Pregnancy v autism.

A trio of researchers has discovered that if there is a short interval between first and second babies, the second one has an increased risk of autism.

The researchers looked at 660,000 pairs of siblings born in California between 1992 and 2002, where the first-born did not have autism. Then they compared the rates of autism in the second sibling, using the interval between when the mother first gave birth and when she became pregnant again.

Compared to an interval of 3+ years, an interval of 2-3 years resulted in an increase in the risk of autism by 27%, while 1-2 years increased the risk by 87% and under 1 year increased the risk by 139%.

The researchers checked their work using pairs of siblings where the 1st born had autism, and again found the second was at even greater risk if the interval was less than 3 years.

Experts in autism are cautioning that although the study appears sound, it is normal to wait for results to be replicated in a different group of people.

However, other studies have shown an increased risk of schizophrenia in the second born where there is a short interval between pregnancies. While other problems such as being severely pre-term are also linked to increased risk of autism.

Collectively, these suggest that a short interval increases the chance that the second child’s neural development is impacted.

The researchers speculated that the reason might be a depleted level of nutrients such as folate or iron, or elevated stress levels.

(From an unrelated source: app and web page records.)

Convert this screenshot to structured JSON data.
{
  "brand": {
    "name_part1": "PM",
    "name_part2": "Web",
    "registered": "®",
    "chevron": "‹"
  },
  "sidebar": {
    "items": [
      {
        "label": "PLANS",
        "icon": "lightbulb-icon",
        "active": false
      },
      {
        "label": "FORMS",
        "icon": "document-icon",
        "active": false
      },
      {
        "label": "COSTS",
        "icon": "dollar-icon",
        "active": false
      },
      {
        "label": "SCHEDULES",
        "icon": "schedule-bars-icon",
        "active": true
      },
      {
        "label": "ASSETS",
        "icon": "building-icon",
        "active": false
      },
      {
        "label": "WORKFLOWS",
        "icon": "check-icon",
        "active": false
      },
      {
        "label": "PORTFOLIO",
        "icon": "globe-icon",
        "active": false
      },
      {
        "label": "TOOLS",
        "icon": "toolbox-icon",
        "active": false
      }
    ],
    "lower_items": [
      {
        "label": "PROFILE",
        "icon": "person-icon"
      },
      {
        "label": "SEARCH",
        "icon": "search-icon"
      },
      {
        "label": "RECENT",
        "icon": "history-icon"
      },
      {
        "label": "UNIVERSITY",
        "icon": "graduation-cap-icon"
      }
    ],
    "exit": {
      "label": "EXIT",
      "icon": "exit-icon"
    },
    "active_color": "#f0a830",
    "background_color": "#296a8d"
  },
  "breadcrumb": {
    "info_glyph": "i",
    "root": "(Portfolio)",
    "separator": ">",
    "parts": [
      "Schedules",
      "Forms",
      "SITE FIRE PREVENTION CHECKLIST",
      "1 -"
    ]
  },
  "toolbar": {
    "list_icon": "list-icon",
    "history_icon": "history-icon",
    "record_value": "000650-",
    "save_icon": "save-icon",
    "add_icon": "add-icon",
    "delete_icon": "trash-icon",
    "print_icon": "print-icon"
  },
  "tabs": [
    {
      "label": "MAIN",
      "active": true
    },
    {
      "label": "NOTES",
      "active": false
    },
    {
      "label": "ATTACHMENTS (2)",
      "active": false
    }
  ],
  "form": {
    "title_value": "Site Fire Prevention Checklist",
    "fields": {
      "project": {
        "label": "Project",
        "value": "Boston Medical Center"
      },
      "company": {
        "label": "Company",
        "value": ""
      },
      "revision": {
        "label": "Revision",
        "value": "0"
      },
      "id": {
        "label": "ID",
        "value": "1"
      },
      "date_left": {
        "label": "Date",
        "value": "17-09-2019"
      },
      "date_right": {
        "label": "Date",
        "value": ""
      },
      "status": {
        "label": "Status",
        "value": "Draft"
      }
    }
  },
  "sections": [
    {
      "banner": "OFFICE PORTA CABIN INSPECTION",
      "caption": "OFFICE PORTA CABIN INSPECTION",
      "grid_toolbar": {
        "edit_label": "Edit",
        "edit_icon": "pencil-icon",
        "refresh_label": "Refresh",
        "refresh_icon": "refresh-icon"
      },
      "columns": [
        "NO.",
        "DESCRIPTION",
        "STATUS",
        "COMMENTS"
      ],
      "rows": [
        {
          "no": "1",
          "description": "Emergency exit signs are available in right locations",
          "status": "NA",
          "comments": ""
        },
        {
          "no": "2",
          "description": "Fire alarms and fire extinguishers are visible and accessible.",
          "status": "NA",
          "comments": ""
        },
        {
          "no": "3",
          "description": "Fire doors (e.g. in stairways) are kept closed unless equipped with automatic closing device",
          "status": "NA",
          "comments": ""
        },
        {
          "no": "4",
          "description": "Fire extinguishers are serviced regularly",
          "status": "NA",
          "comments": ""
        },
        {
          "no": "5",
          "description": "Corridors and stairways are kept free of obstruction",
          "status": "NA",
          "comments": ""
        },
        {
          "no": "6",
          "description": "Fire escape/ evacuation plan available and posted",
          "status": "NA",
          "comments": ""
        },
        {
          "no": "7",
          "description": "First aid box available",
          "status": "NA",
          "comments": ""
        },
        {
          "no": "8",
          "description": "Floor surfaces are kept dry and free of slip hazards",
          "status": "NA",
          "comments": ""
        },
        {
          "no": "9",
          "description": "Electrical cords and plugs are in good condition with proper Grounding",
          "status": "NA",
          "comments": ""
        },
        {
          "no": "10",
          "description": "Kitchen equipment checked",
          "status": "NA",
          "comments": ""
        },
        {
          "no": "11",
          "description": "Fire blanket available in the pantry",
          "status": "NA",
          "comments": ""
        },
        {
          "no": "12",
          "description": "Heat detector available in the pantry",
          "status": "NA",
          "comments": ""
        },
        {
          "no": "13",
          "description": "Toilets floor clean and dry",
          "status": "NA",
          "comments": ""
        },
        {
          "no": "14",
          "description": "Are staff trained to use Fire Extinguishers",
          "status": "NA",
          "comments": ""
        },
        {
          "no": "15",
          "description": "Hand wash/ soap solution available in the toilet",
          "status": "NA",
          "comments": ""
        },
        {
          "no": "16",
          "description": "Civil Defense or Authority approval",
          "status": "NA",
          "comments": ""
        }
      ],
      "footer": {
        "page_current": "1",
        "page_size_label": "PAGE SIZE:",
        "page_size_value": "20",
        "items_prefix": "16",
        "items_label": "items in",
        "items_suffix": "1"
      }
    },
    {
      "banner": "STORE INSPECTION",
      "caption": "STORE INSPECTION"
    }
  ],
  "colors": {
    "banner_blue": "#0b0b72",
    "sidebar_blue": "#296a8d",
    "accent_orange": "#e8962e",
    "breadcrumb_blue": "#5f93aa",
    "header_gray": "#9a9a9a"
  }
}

Until a mechanism is established, this would suggest mothers falling pregnant within 3 years of last giving birth should make sure their nutrients follow medical recommendations closely, and put practices in place to cut stress.

January 10, 2011 Posted by | Autism, Brain, Child Health, Diet, Minerals, Pregnancy, Stress, Success, Vitamins | Leave a comment